The Official Blog of Cogmap, the Org Chart Wiki


Archive for March, 2008


Details on some of our new Cogfeatures

Tuesday, March 4th, 2008

Besides amazing APIs and private maps, what did we do?

In case you were wondering:

  • A new homepage
  • Country, State, NAICS code and Alphabetical listings of all of the maps
  • Double-clicking a person zooms in on that person and exposes editing tools
  • Coglinks! (An example is here)
  • Dozens of bugs fixed
  • Comments! Here is a little about how comments work:
    • Simple, unthreaded comments associated with each chart
    • Comments show up right away but are queued for moderation
    • Upon moderation, accepted comments are sent to map subscribers
  • How do Private Charts work?
    • When you create a private chart, you are added to the access control list. You cannot be removed from accessing this chart.
    • You add email addresses to your access control list. When you add someone, they are sent an email. The chart shows up in their “My Cogmap”. If they sign up using another email address, they cannot access the chart.
    • Anyone who has access to a chart can add or delete people’s access to a chart.
    • If someone goes to a chart that they don’t have access to, they can have an automated email sent to the chart owner requesting to be added to the Access Control List.
  • Related charts was built using Vogoo’s Slope One open source implementation
  • Improved login code pretty substantially.
  • Sped up adding people to maps significantly (so cool and fast, we are actually highlighting it, which is weird)
  • Livesearch works
  • RSS feed more explicitly exposed to audience (via icon on chart page)
  • Dozens of minor bug fixes and usability improvements

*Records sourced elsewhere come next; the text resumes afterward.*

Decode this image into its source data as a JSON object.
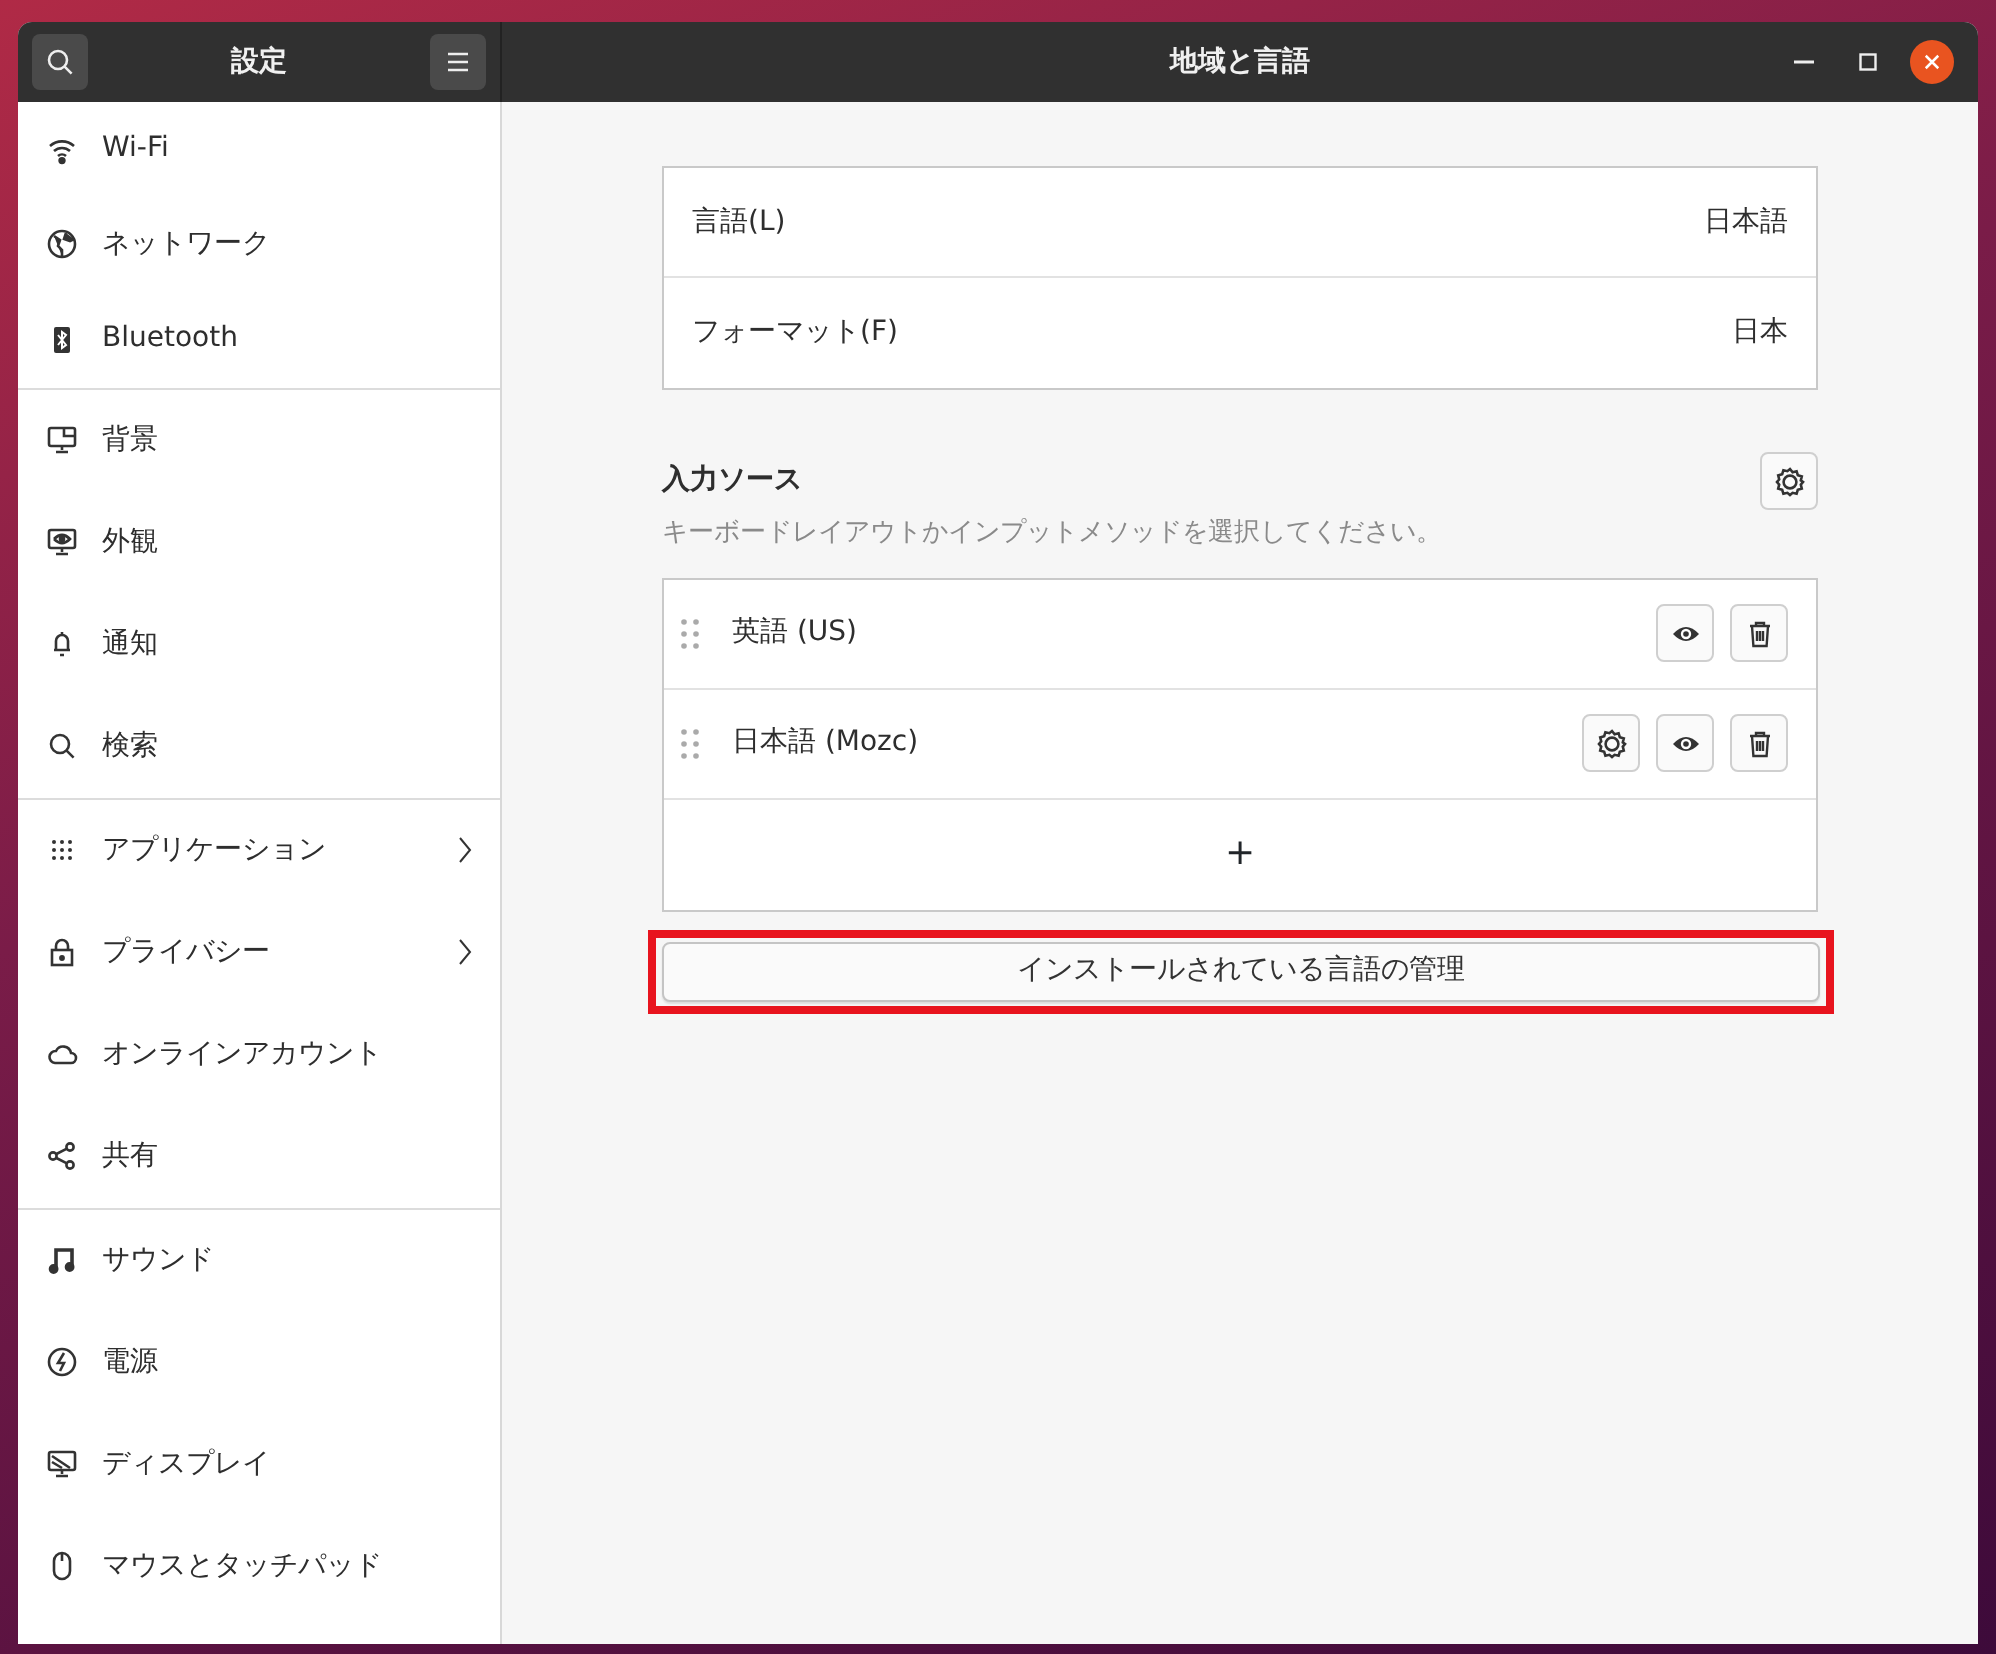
{
  "sidebar": {
    "title": "設定",
    "groups": [
      [
        {
          "label": "Wi-Fi",
          "chevron": false
        },
        {
          "label": "ネットワーク",
          "chevron": false
        },
        {
          "label": "Bluetooth",
          "chevron": false
        }
      ],
      [
        {
          "label": "背景",
          "chevron": false
        },
        {
          "label": "外観",
          "chevron": false
        },
        {
          "label": "通知",
          "chevron": false
        },
        {
          "label": "検索",
          "chevron": false
        }
      ],
      [
        {
          "label": "アプリケーション",
          "chevron": true
        },
        {
          "label": "プライバシー",
          "chevron": true
        },
        {
          "label": "オンラインアカウント",
          "chevron": false
        },
        {
          "label": "共有",
          "chevron": false
        }
      ],
      [
        {
          "label": "サウンド",
          "chevron": false
        },
        {
          "label": "電源",
          "chevron": false
        },
        {
          "label": "ディスプレイ",
          "chevron": false
        },
        {
          "label": "マウスとタッチパッド",
          "chevron": false
        }
      ]
    ]
  },
  "window": {
    "title": "地域と言語"
  },
  "settings": [
    {
      "label": "言語(L)",
      "value": "日本語"
    },
    {
      "label": "フォーマット(F)",
      "value": "日本"
    }
  ],
  "input_sources": {
    "title": "入力ソース",
    "description": "キーボードレイアウトかインプットメソッドを選択してください。",
    "items": [
      {
        "label": "英語 (US)",
        "has_settings": false
      },
      {
        "label": "日本語 (Mozc)",
        "has_settings": true
      }
    ],
    "add": "+"
  },
  "manage_button": {
    "label": "インストールされている言語の管理",
    "highlighted": true
  }
}
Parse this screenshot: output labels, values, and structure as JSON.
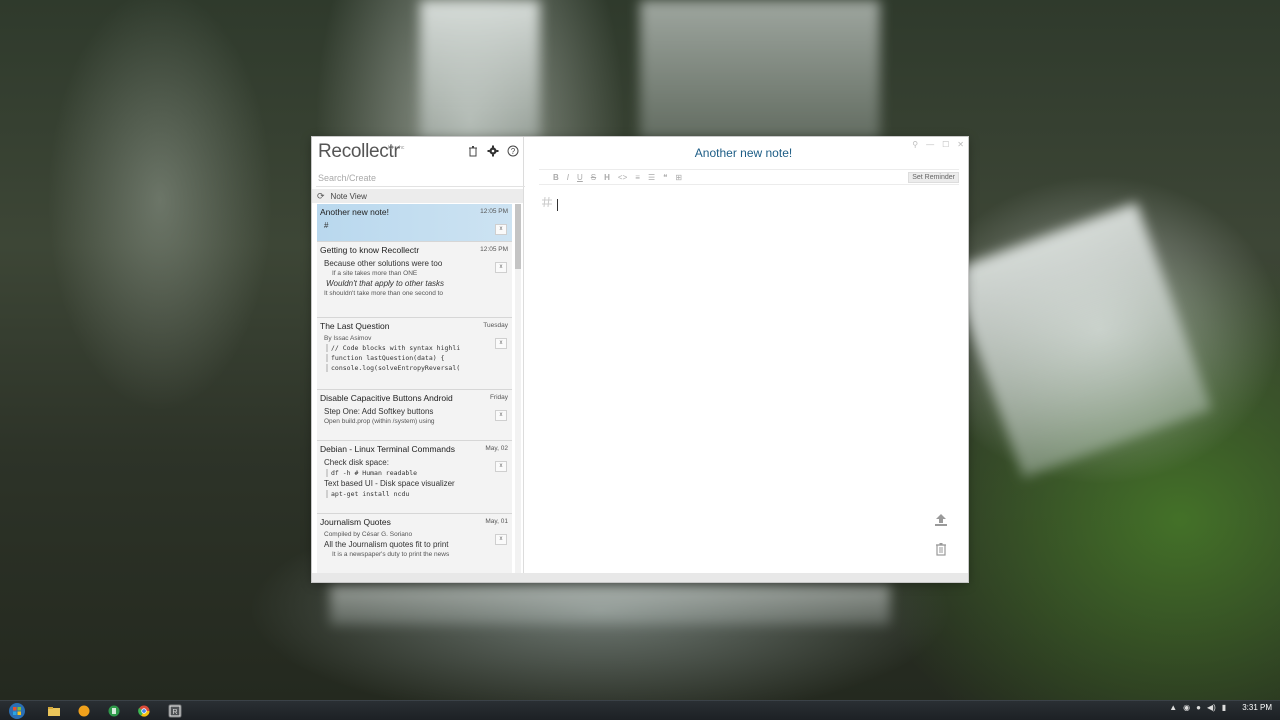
{
  "app": {
    "brand": "Recollectr",
    "brand_sub": "kit · rhc",
    "search_placeholder": "Search/Create",
    "note_view_label": "Note View"
  },
  "icons": {
    "trash": "trash-icon",
    "settings": "gear-icon",
    "help": "help-icon",
    "refresh": "refresh-icon"
  },
  "notes": [
    {
      "title": "Another new note!",
      "date": "12:05 PM",
      "lines": [
        "#"
      ]
    },
    {
      "title": "Getting to know Recollectr",
      "date": "12:05 PM",
      "lines": [
        "Because other solutions were too",
        "If a site takes more than ONE",
        "Wouldn't that apply to other tasks",
        "It shouldn't take more than one second to"
      ]
    },
    {
      "title": "The Last Question",
      "date": "Tuesday",
      "lines": [
        "By Issac Asimov",
        "// Code blocks with syntax highli",
        "function lastQuestion(data) {",
        "console.log(solveEntropyReversal("
      ]
    },
    {
      "title": "Disable Capacitive Buttons Android",
      "date": "Friday",
      "lines": [
        "Step One: Add Softkey buttons",
        "Open build.prop (within /system) using"
      ]
    },
    {
      "title": "Debian - Linux Terminal Commands",
      "date": "May, 02",
      "lines": [
        "Check disk space:",
        "df -h # Human readable",
        "Text based UI - Disk space visualizer",
        "apt-get install ncdu"
      ]
    },
    {
      "title": "Journalism Quotes",
      "date": "May, 01",
      "lines": [
        "Compiled by César G. Soriano",
        "All the Journalism quotes fit to print",
        "It is a newspaper's duty to print the news"
      ]
    }
  ],
  "note_close_label": "x",
  "editor": {
    "title": "Another new note!",
    "toolbar": [
      "B",
      "I",
      "U",
      "S",
      "H",
      "<>",
      "≡",
      "☰",
      "❝",
      "⊞"
    ],
    "set_reminder": "Set Reminder"
  },
  "window_buttons": [
    "—",
    "☐",
    "✕"
  ],
  "taskbar": {
    "time": "3:31 PM"
  }
}
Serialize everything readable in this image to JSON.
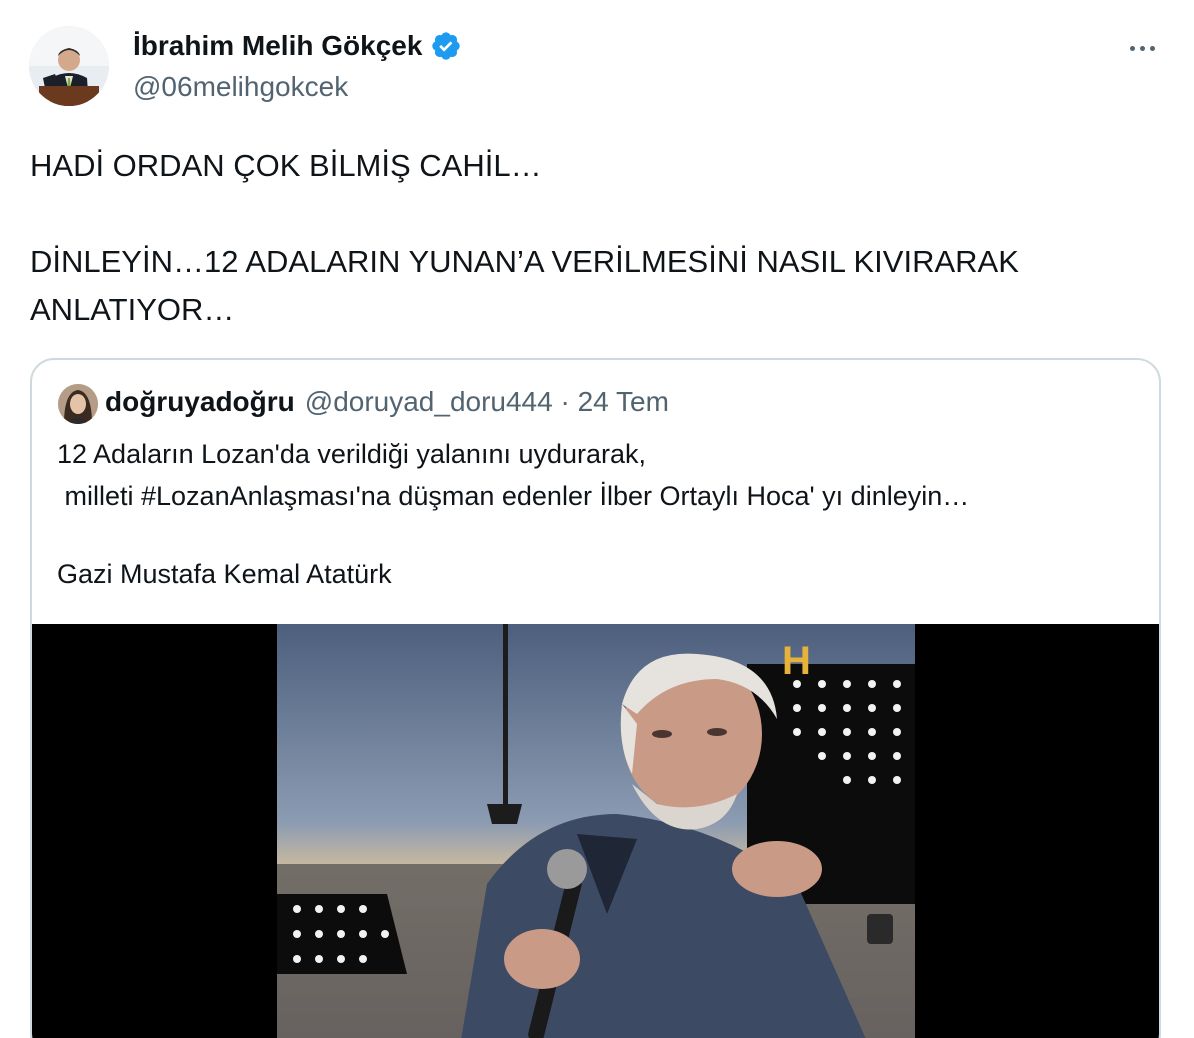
{
  "author": {
    "display_name": "İbrahim Melih Gökçek",
    "handle": "@06melihgokcek",
    "verified": true,
    "verified_color": "#1d9bf0"
  },
  "tweet": {
    "line1": "HADİ ORDAN ÇOK BİLMİŞ CAHİL…",
    "line2": "DİNLEYİN…12 ADALARIN YUNAN’A VERİLMESİNİ NASIL KIVIRARAK",
    "line3": "ANLATIYOR…"
  },
  "quoted": {
    "display_name": "doğruyadoğru",
    "meta": "@doruyad_doru444 · 24 Tem",
    "line1": "12 Adaların Lozan'da verildiği yalanını uydurarak,",
    "line2": " milleti #LozanAnlaşması'na düşman edenler İlber Ortaylı Hoca' yı dinleyin…",
    "line3": "Gazi Mustafa Kemal Atatürk"
  },
  "media": {
    "channel_logo": "H"
  },
  "colors": {
    "text": "#0f1419",
    "secondary": "#536471",
    "border": "#cfd9de"
  }
}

Cogmap APIs

Tuesday, March 4th, 2008

UPDATE: Significant changes have taken place. Here is the latest:

This is a unified post to point to all of our APIs. Each title links to more comprehensive documentation.

XOXO Organization Charts

Every Cogmap org chart is available as an XOXO document.

Organization Chart Data is accessible as an XOXO document by calling a URL formatted as<CHART ID>

xoxo.php returns a nested set of unordered lists that describes the organization. Each listed item also contains several pieces of metadata associated with the list:

  • personID: the ID in Cogmap’s database
  • FirstName: Person’s first name
  • LastName: Person’s last name
  • TitleValue: Person’s title
  • The title of the document is the chart’s name.

Name-based APIs

  1.<Name of Company> will return either the map of that page or a page to create a new chart.
  2.<Name of Company> will return either the XOXO XML document of the organization structure of that company or a 404 error.
  3.<Name of Company> will return the unique identifier of the chart ID for that company or a 404 error.

hCards & vCards

  1. Every profile page is actually an hCard. Munch it, crunch it, consume it.
  2. You can download vCards easy too.<ID of Profile>

Newsfeed API

  1. Consume your newsfeed!<your screen name> returns an XOXO XML document of your newsfeed. This makes it easy to turn your newsfeed into something consumed by other applications. Here is my newsfeed as an example.

Don’t forget: RSS feeds on map pages & the escape key!

Tuesday, March 4th, 2008

Crazy features you may not have tried but should! Go to a chart page and hit the escape key. That is AJAX madness!

Have you subscribed to maps in your RSS reader? You should! Every map has its own RSS feed.

IAC capitalizes marketing expenses – Lollerz!

Tuesday, March 4th, 2008

Agree completely with Junior Hines (I wish I knew where he worked/what he does).  He points to PaidContent’s discovery that IAC is capitalizing customer acquisition costs.

Frankly, I don’t even like to capitalize IT costs.  The whole process of making future numbers harder to hit makes me nervous.

Capitalizing marketing expenses basically ensures that the company is doomed at an indeterminate point in the future.

Is there a fiduciary responsibility to manage numbers and connive to prop up the stock price?  I would argue that this action has done the company a disservice strategically.

What’s worse is there is never a way to undo this.  Any restatement would crush the stock.

I was trying to think of an analogy that would shed more light for someone on how ridiculous this is.  I started by thinking, “Can a company capitalize its sales people over the life of the customer?  Like if a company had a sales person who sold a long-term deal, can they capitalize the salary of that sales person over a ten year period?  So only recognize 1/10th of the salary of the sales person as an expense this year?”  But that sounded so patently ludicrous, I thought it was a bad example.  But then I thought, “Wait, that actually is what they are doing!”

Here is a funny question: Did increase its CPA payout after the accounting change?